[Extracted data entries]
········
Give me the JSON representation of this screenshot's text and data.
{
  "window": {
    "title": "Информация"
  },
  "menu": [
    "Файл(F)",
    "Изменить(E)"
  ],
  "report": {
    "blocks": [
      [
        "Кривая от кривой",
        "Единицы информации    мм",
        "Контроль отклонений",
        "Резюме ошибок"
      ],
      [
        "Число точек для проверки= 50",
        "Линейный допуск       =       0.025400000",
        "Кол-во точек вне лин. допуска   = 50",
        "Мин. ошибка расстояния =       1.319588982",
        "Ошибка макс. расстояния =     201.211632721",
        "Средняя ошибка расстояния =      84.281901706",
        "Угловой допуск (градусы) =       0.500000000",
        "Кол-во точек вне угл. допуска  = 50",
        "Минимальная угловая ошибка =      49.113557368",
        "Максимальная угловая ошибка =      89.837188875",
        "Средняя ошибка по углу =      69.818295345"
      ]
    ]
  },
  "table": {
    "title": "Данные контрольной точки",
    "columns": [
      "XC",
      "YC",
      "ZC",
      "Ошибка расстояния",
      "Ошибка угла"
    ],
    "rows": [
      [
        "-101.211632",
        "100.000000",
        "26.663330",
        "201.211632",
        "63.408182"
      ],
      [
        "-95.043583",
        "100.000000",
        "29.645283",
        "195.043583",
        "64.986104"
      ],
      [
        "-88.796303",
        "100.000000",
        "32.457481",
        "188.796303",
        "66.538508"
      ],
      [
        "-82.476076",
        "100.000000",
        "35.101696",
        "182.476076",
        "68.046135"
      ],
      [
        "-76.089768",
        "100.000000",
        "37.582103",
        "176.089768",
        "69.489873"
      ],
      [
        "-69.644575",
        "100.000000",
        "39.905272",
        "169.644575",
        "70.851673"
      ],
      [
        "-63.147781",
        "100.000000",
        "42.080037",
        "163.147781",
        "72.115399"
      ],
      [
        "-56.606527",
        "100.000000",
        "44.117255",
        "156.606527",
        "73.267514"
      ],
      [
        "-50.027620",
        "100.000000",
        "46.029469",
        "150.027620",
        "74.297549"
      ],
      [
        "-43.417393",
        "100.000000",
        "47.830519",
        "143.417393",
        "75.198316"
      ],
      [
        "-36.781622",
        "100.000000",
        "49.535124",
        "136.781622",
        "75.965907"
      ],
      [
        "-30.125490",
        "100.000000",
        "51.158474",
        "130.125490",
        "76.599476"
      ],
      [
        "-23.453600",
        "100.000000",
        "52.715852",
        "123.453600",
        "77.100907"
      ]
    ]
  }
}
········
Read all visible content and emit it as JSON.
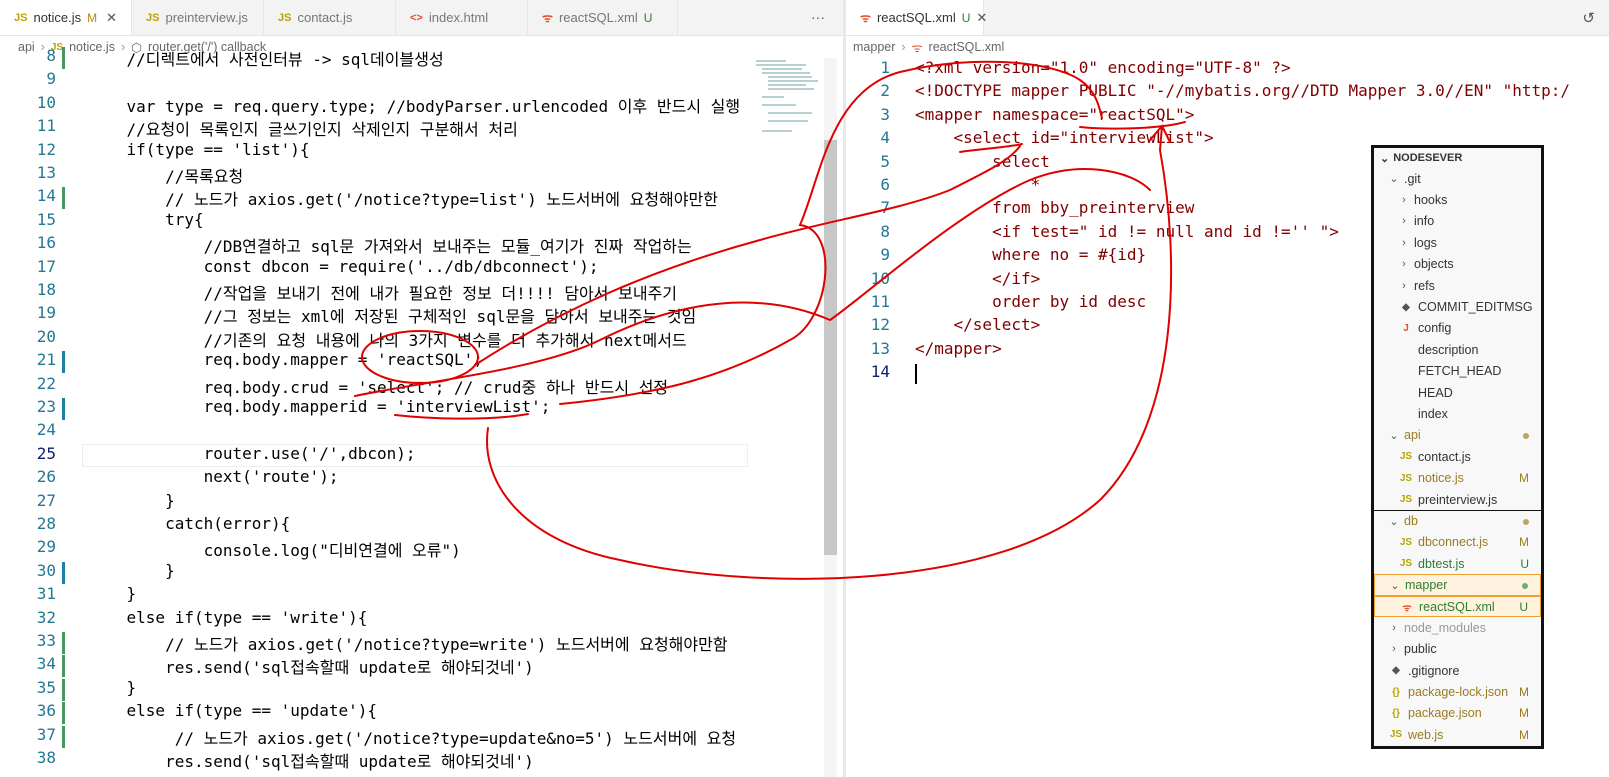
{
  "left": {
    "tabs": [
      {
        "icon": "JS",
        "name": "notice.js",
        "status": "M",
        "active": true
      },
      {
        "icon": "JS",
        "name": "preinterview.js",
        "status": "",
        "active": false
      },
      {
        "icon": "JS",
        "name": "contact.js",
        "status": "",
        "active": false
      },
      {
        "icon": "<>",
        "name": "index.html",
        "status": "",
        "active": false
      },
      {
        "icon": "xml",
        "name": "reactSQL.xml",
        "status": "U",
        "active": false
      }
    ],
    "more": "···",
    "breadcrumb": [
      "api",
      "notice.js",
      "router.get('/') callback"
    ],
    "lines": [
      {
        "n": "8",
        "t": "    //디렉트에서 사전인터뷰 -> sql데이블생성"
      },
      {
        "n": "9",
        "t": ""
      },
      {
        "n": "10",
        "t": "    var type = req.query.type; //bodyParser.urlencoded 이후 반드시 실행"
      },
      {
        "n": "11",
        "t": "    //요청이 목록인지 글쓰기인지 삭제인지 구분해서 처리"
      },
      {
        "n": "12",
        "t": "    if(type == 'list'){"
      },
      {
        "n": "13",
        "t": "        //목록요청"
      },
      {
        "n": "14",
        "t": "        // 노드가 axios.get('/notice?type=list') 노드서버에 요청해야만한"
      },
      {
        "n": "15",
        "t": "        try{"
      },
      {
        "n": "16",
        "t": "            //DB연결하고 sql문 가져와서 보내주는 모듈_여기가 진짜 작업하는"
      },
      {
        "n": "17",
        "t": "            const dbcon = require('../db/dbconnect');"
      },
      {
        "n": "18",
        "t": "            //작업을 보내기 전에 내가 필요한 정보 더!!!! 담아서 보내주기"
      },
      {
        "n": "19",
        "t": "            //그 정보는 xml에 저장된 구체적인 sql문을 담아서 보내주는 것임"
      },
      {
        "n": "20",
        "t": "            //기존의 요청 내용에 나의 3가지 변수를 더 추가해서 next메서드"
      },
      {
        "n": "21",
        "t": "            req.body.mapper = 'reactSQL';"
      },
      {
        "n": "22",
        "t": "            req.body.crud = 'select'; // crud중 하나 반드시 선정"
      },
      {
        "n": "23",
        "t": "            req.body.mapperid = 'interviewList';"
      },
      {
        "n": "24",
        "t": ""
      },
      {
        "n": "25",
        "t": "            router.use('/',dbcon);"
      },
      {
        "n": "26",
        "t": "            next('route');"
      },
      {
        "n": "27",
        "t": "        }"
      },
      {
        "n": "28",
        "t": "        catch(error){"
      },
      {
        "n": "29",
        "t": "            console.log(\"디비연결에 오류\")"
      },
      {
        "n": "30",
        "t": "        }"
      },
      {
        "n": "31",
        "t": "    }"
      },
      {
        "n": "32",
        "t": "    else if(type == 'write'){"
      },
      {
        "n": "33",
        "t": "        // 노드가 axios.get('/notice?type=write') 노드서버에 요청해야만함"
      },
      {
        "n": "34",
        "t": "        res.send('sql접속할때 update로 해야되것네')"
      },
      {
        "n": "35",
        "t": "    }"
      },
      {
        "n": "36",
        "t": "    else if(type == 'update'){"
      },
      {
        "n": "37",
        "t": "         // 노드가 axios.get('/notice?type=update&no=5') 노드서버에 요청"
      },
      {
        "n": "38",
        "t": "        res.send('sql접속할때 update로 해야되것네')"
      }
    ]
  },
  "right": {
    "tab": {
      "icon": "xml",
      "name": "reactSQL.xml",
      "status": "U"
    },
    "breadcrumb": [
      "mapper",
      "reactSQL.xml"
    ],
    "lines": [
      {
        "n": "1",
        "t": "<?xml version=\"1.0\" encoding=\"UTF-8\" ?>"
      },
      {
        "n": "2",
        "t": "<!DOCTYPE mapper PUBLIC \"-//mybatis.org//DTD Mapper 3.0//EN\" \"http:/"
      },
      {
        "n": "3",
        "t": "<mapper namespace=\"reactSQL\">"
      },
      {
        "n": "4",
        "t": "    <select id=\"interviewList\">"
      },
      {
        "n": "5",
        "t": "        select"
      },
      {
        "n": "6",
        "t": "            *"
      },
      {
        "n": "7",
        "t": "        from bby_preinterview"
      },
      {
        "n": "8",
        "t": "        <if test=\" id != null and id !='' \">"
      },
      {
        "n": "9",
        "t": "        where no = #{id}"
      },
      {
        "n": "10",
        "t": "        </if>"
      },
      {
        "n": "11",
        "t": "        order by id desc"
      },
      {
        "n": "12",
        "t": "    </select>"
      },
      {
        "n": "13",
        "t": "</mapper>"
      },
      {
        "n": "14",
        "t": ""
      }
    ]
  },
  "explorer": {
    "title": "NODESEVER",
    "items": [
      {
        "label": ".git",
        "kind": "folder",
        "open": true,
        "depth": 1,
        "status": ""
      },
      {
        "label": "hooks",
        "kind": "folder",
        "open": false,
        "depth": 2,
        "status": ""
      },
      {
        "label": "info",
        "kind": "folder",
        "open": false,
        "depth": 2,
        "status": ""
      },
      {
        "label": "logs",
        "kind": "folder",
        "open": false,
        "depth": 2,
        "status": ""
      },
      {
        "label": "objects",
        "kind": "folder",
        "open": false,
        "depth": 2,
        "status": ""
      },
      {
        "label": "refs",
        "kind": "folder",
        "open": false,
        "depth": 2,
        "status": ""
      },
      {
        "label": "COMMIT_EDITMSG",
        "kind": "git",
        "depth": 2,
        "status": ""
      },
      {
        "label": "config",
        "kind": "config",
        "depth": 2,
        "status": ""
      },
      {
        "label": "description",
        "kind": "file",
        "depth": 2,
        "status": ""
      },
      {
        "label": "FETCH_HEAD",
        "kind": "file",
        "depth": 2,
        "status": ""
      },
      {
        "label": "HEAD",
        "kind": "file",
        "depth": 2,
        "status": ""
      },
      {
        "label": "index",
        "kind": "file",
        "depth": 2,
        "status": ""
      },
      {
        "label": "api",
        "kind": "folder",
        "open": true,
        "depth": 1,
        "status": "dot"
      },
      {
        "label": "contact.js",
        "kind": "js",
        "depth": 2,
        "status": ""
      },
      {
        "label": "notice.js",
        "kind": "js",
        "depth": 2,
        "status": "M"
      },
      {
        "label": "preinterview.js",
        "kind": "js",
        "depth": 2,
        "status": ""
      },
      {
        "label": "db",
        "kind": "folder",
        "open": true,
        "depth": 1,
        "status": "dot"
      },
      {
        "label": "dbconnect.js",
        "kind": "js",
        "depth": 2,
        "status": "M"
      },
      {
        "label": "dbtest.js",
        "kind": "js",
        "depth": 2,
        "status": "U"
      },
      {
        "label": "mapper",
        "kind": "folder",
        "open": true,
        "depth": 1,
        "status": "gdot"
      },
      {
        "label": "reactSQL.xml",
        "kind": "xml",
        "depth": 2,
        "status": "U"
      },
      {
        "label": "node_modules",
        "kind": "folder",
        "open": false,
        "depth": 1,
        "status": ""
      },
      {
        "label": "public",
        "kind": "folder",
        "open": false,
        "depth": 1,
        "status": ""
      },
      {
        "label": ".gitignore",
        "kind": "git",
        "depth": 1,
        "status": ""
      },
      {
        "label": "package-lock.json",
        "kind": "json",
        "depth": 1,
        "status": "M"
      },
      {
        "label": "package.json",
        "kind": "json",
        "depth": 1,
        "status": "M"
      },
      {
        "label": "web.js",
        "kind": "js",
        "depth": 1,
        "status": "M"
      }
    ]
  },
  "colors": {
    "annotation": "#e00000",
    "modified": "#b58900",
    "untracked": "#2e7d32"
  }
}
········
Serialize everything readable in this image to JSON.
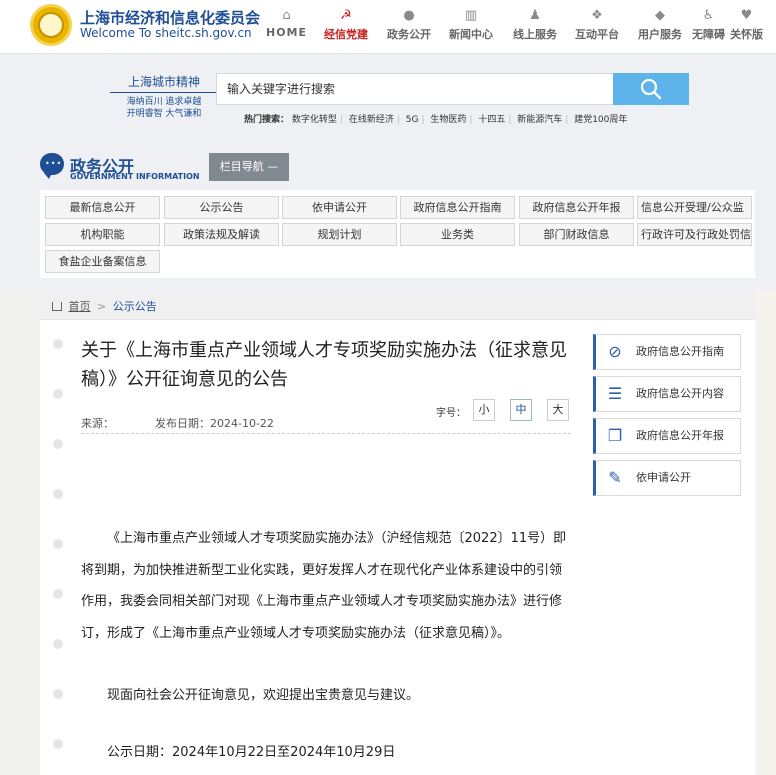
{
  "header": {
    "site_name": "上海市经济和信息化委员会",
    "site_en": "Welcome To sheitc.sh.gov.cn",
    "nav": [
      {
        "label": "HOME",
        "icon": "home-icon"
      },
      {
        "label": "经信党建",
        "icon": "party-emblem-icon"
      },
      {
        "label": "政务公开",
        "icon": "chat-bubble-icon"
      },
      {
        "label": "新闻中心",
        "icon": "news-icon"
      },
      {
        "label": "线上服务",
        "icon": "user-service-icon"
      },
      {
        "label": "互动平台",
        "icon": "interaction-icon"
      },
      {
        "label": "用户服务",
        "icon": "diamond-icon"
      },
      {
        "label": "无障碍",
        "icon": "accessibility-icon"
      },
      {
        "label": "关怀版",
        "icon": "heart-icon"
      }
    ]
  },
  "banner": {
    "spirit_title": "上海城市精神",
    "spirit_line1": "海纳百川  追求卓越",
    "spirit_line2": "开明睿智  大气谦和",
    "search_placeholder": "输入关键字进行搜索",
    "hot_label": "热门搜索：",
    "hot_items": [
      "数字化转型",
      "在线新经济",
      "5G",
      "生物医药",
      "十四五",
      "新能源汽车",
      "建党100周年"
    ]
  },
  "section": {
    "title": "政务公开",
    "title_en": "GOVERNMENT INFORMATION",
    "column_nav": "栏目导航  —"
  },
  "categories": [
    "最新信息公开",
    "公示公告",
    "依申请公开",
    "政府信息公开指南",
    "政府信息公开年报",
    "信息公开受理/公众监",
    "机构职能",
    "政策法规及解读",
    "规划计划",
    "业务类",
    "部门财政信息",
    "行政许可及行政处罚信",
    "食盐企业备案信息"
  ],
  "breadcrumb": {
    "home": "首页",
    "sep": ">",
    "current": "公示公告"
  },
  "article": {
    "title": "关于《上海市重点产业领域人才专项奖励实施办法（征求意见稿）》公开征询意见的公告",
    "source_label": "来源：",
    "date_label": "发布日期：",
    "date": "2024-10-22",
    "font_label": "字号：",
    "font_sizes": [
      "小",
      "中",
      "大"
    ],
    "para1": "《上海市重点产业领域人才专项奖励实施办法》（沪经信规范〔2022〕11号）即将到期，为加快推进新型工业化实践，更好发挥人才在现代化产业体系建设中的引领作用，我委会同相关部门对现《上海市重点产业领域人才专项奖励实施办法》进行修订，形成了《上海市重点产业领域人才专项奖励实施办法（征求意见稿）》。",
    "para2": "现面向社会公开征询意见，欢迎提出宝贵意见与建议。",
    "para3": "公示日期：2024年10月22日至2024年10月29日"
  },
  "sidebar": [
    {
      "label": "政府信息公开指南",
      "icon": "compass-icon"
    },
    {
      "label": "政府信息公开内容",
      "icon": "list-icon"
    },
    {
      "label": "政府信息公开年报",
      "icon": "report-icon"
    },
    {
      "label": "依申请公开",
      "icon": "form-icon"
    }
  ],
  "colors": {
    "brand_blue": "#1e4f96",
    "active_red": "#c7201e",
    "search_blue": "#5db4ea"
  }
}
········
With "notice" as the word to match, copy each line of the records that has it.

- ANSWER SECTION
        "name": "notice.js",
      "notice.js",
        "t": "        // 노드가 axios.get('/notice?type=list') 노드서버에 요청해야만한"
        "t": "        // 노드가 axios.get('/notice?type=write') 노드서버에 요청해야만함"
        "t": "         // 노드가 axios.get('/notice?type=update&no=5') 노드서버에 요청"
        "label": "notice.js",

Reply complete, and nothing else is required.